Publication: Differential type 1 interferon-regulated gene expression in the brain during AIDS: Interactions with viral diversity and neurovirulence
No. of Pages/File Size
FASEB Journal. Vol.27, No.7 (2013), 2829-2844
Maria J. Polyak, Pornpun Vivithanaporn, Ferdinand G. Maingat, John G. Walsh, William Branton, Eric A. Cohen, Rick Meeker, Christopher Power (2013). Differential type 1 interferon-regulated gene expression in the brain during AIDS: Interactions with viral diversity and neurovirulence. Retrieved from: https://repository.li.mahidol.ac.th/handle/123456789/31286.
Differential type 1 interferon-regulated gene expression in the brain during AIDS: Interactions with viral diversity and neurovirulence
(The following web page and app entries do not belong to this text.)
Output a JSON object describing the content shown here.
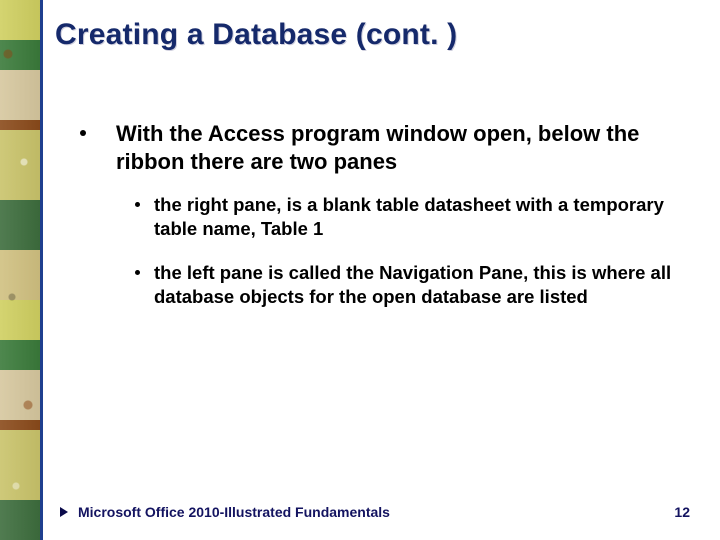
{
  "title": "Creating a Database (cont. )",
  "bullets": {
    "main": "With the Access program window open, below the ribbon there are two panes",
    "subs": [
      "the right pane, is a blank table datasheet with a temporary table name, Table 1",
      "the left pane is called the Navigation Pane, this is where all database objects for the open database are listed"
    ]
  },
  "footer": {
    "text": "Microsoft Office 2010-Illustrated Fundamentals",
    "page": "12"
  }
}
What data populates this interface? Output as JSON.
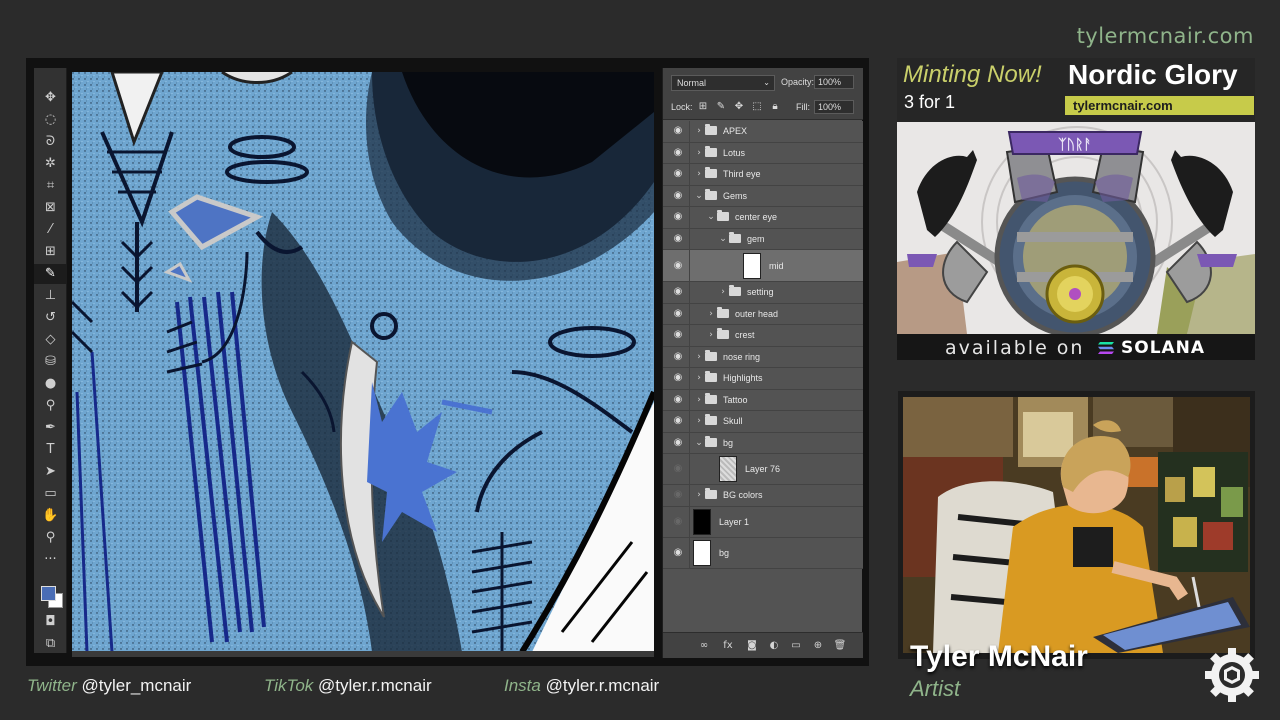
{
  "site": {
    "url": "tylermcnair.com"
  },
  "photoshop": {
    "blend_mode": "Normal",
    "opacity_label": "Opacity:",
    "opacity_value": "100%",
    "lock_label": "Lock:",
    "fill_label": "Fill:",
    "fill_value": "100%",
    "layers": [
      {
        "name": "APEX",
        "kind": "group",
        "expanded": false,
        "depth": 0,
        "visible": true
      },
      {
        "name": "Lotus",
        "kind": "group",
        "expanded": false,
        "depth": 0,
        "visible": true
      },
      {
        "name": "Third eye",
        "kind": "group",
        "expanded": false,
        "depth": 0,
        "visible": true
      },
      {
        "name": "Gems",
        "kind": "group",
        "expanded": true,
        "depth": 0,
        "visible": true
      },
      {
        "name": "center eye",
        "kind": "group",
        "expanded": true,
        "depth": 1,
        "visible": true
      },
      {
        "name": "gem",
        "kind": "group",
        "expanded": true,
        "depth": 2,
        "visible": true
      },
      {
        "name": "mid",
        "kind": "layer",
        "thumb": "white",
        "depth": 3,
        "visible": true,
        "selected": true
      },
      {
        "name": "setting",
        "kind": "group",
        "expanded": false,
        "depth": 2,
        "visible": true
      },
      {
        "name": "outer head",
        "kind": "group",
        "expanded": false,
        "depth": 1,
        "visible": true
      },
      {
        "name": "crest",
        "kind": "group",
        "expanded": false,
        "depth": 1,
        "visible": true
      },
      {
        "name": "nose ring",
        "kind": "group",
        "expanded": false,
        "depth": 0,
        "visible": true
      },
      {
        "name": "Highlights",
        "kind": "group",
        "expanded": false,
        "depth": 0,
        "visible": true
      },
      {
        "name": "Tattoo",
        "kind": "group",
        "expanded": false,
        "depth": 0,
        "visible": true
      },
      {
        "name": "Skull",
        "kind": "group",
        "expanded": false,
        "depth": 0,
        "visible": true
      },
      {
        "name": "bg",
        "kind": "group",
        "expanded": true,
        "depth": 0,
        "visible": true
      },
      {
        "name": "Layer 76",
        "kind": "layer",
        "thumb": "texture",
        "depth": 1,
        "visible": false
      },
      {
        "name": "BG colors",
        "kind": "group",
        "expanded": false,
        "depth": 0,
        "visible": false
      },
      {
        "name": "Layer 1",
        "kind": "layer",
        "thumb": "black",
        "depth": 0,
        "visible": false
      },
      {
        "name": "bg",
        "kind": "layer",
        "thumb": "white",
        "depth": 0,
        "visible": true
      }
    ],
    "colors": {
      "foreground": "#4a6db5",
      "background": "#ffffff"
    }
  },
  "promo": {
    "minting": "Minting Now!",
    "title": "Nordic Glory",
    "offer": "3 for 1",
    "url": "tylermcnair.com",
    "banner_runes": "ᛉᚢᚱᚨ",
    "available": "available on",
    "platform": "SOLANA"
  },
  "streamer": {
    "name": "Tyler McNair",
    "role": "Artist"
  },
  "socials": [
    {
      "platform": "Twitter",
      "handle": "@tyler_mcnair"
    },
    {
      "platform": "TikTok",
      "handle": "@tyler.r.mcnair"
    },
    {
      "platform": "Insta",
      "handle": "@tyler.r.mcnair"
    }
  ]
}
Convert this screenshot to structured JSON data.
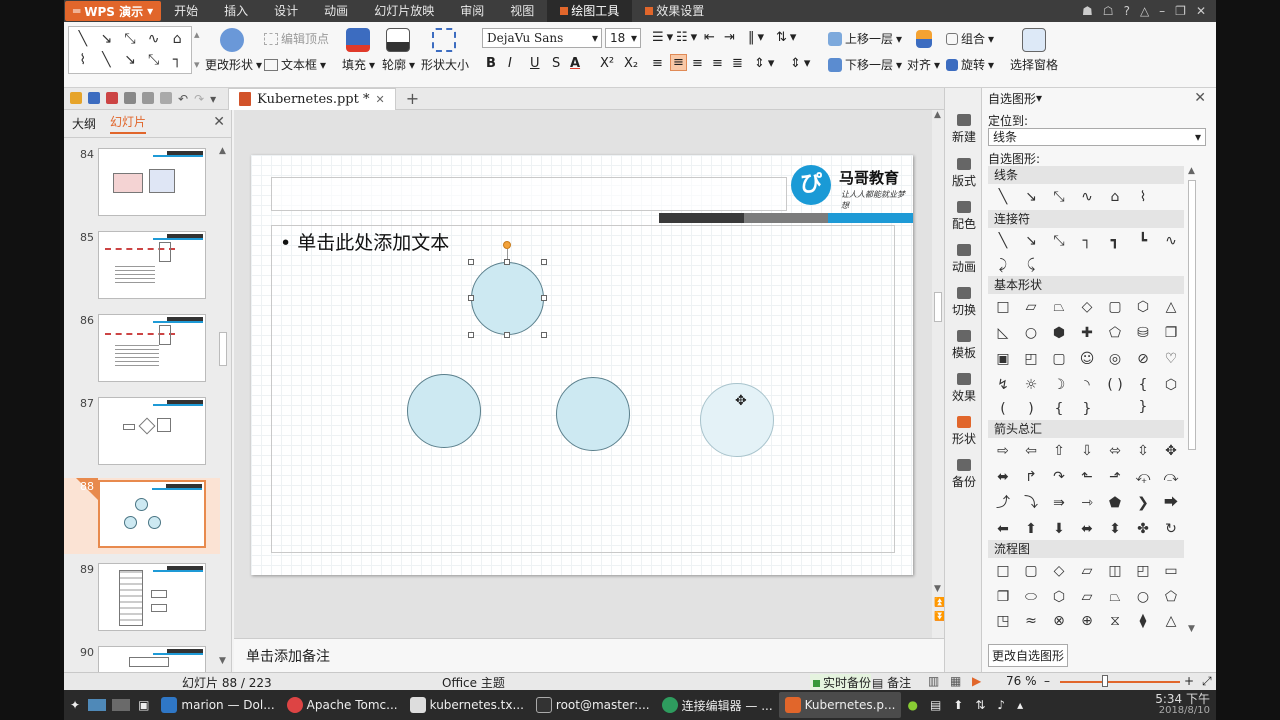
{
  "menubar": {
    "app": "WPS 演示",
    "items": [
      "开始",
      "插入",
      "设计",
      "动画",
      "幻灯片放映",
      "审阅",
      "视图",
      "绘图工具",
      "效果设置"
    ],
    "active": "绘图工具"
  },
  "ribbon": {
    "edit_points": "编辑顶点",
    "change_shape": "更改形状",
    "textbox": "文本框",
    "fill": "填充",
    "outline": "轮廓",
    "shape_size": "形状大小",
    "font": "DejaVu Sans",
    "size": "18",
    "bring_forward": "上移一层",
    "send_backward": "下移一层",
    "group": "组合",
    "align": "对齐",
    "rotate": "旋转",
    "selection_pane": "选择窗格"
  },
  "tabbar": {
    "doc_title": "Kubernetes.ppt *"
  },
  "leftpanel": {
    "tab_outline": "大纲",
    "tab_slides": "幻灯片",
    "slides": [
      {
        "num": "84"
      },
      {
        "num": "85"
      },
      {
        "num": "86"
      },
      {
        "num": "87"
      },
      {
        "num": "88",
        "selected": true
      },
      {
        "num": "89"
      },
      {
        "num": "90"
      }
    ]
  },
  "slide": {
    "body_placeholder": "单击此处添加文本",
    "logo_name": "马哥教育",
    "logo_slogan": "让人人都能就业梦想",
    "bar_colors": [
      "#3a3a3a",
      "#7c7c7c",
      "#1e9ad6"
    ],
    "circle_fill": "#cde9f2"
  },
  "notes": {
    "placeholder": "单击添加备注"
  },
  "taskicons": [
    "新建",
    "版式",
    "配色",
    "动画",
    "切换",
    "模板",
    "效果",
    "形状",
    "备份"
  ],
  "shapes_pane": {
    "title": "自选图形",
    "locate_label": "定位到:",
    "locate_value": "线条",
    "autoshape_label": "自选图形:",
    "groups": [
      "线条",
      "连接符",
      "基本形状",
      "箭头总汇",
      "流程图"
    ],
    "change_button": "更改自选图形"
  },
  "statusbar": {
    "slide_count": "幻灯片 88 / 223",
    "theme": "Office 主题",
    "backup": "实时备份",
    "notes": "备注",
    "zoom": "76 %"
  },
  "taskbar": {
    "apps": [
      "marion — Dol...",
      "Apache Tomc...",
      "kubernetes.tx...",
      "root@master:...",
      "连接编辑器 — ...",
      "Kubernetes.p..."
    ],
    "time": "5:34 下午",
    "date": "2018/8/10"
  }
}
The lentiviruses, human and feline immunodeficiency viruses (HIV-1 and FIV, respectively), infect the brain and cause neurovirulence, evident as neuronal injury, inflammation, and neurobehavioral abnormalities with diminished survival. Herein, different lentivirus infections in conjunction with neural cell viability were investigated, concentrating on type 1 interferon-regulated pathways. Transcriptomic network analyses showed a preponderance of genes involved in type 1 interferon signaling, which was verified by increased expression of the type 1 interferon-associated genes, Mx1 and CD317, in brains from HIV-infected persons (P<0.05). Leukocytes infected with different strains of FIV or HIV-1 showed differential Mx1 and CD317 expression (P<0.05). In vivo studies of animals infected with the FIV strains, FIVchor FIVncsu, revealed that FIVch-infected animals displayed deficits in memory and motor speed compared with the FIVncsuand mock-infected groups (P<0.05). TNF-α, IL-1β, and CD40 expression was increased in the brains of FIVch-infected animals; conversely, Mx1 and CD317 transcript levels were increased in the brains of FIVncsu-infected animals, principally in microglia (P<0.05). Gliosis and neuronal loss were evident among FIVch-infected animals compared with mock- and FIVncsu-infected animals (P<0.05). Lentiviral infections induce type 1 interferon-regulated gene expression in microglia in a viral diversity-dependent manner, representing a mechanism by which immune responses might be exploited to limit neurovirulence. © FASEB.